So stop trying to convert your introverts. Don’t tell them to spend less time in their heads. Don’t ding them on performance reviews because they’re not as outgoing as their extroverted colleagues. Along with open spaces for collaboration, give them places where they can close the door, shut out the world and dream up the next big idea for your organization.

Cain recommends organizations should seek out “symbiotic introvert-extrovert relationships”, with leadership and divide other tasks according to people’s natural strengths and temperaments. “The most effective teams are composed of a healthy mix of introverts and extroverts, studies show, and so are many leadership structures.”

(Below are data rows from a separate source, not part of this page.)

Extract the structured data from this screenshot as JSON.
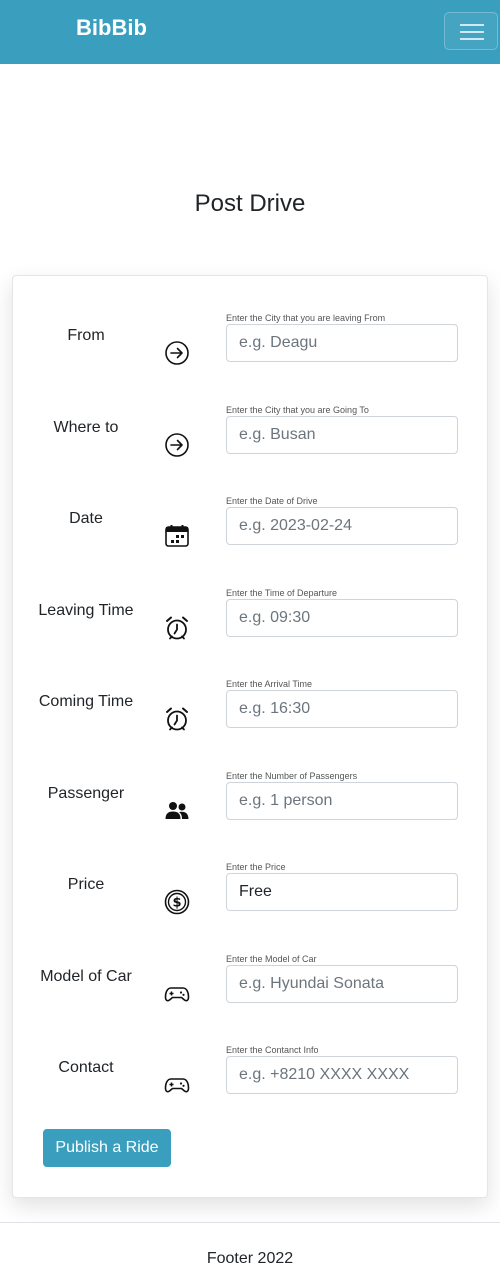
{
  "navbar": {
    "brand": "BibBib"
  },
  "page": {
    "title": "Post Drive"
  },
  "form": {
    "fields": [
      {
        "label": "From",
        "icon": "arrow-right-circle-icon",
        "hint": "Enter the City that you are leaving From",
        "placeholder": "e.g. Deagu",
        "value": ""
      },
      {
        "label": "Where to",
        "icon": "arrow-right-circle-icon",
        "hint": "Enter the City that you are Going To",
        "placeholder": "e.g. Busan",
        "value": ""
      },
      {
        "label": "Date",
        "icon": "calendar-icon",
        "hint": "Enter the Date of Drive",
        "placeholder": "e.g. 2023-02-24",
        "value": ""
      },
      {
        "label": "Leaving Time",
        "icon": "alarm-clock-icon",
        "hint": "Enter the Time of Departure",
        "placeholder": "e.g. 09:30",
        "value": ""
      },
      {
        "label": "Coming Time",
        "icon": "alarm-clock-icon",
        "hint": "Enter the Arrival Time",
        "placeholder": "e.g. 16:30",
        "value": ""
      },
      {
        "label": "Passenger",
        "icon": "people-icon",
        "hint": "Enter the Number of Passengers",
        "placeholder": "e.g. 1 person",
        "value": ""
      },
      {
        "label": "Price",
        "icon": "dollar-coin-icon",
        "hint": "Enter the Price",
        "placeholder": "",
        "value": "Free"
      },
      {
        "label": "Model of Car",
        "icon": "controller-icon",
        "hint": "Enter the Model of Car",
        "placeholder": "e.g. Hyundai Sonata",
        "value": ""
      },
      {
        "label": "Contact",
        "icon": "controller-icon",
        "hint": "Enter the Contanct Info",
        "placeholder": "e.g. +8210 XXXX XXXX",
        "value": ""
      }
    ],
    "submit_label": "Publish a Ride"
  },
  "footer": {
    "text": "Footer 2022"
  },
  "colors": {
    "accent": "#3a9fbf"
  }
}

If you’re blessed with proactive employees who take initiative, research shows an introverted leader will get you better results.  Management theorist Jim Collins has found that the highest performing companies have leaders who are consistently described as quiet, humble, modest, reserved, shy, gracious, mild-mannered, self-effacing and understated.

“Because of their inclination to listen to others and lack of interest in dominating social situations, introverts are more likely to hear and implement suggestions. Having benefited from the talents of their followers, they are then likely to motivate them to be even more proactive. We don’t need giant personalities to transform companies. We need leaders who build not their own egos but the institutions they run.”

Along with recapping a whole lot of research, Cain explores the Extrovert Ideal in all its unnerving glory at a Tony Robbins seminar, the 22,000 congregation strong Saddleback Church and Harvard Business School where students are told to “speak with conviction. Even if you believe something only 55 per cent, say it as if you believe it is a 100 per cent.  Don’t think about the perfect answer. It’s better to get out there and say something than to never get your voice in. If you’re preparing alone for class, then you’re doing it wrong.”

Like I said, I wouldn’t last a week.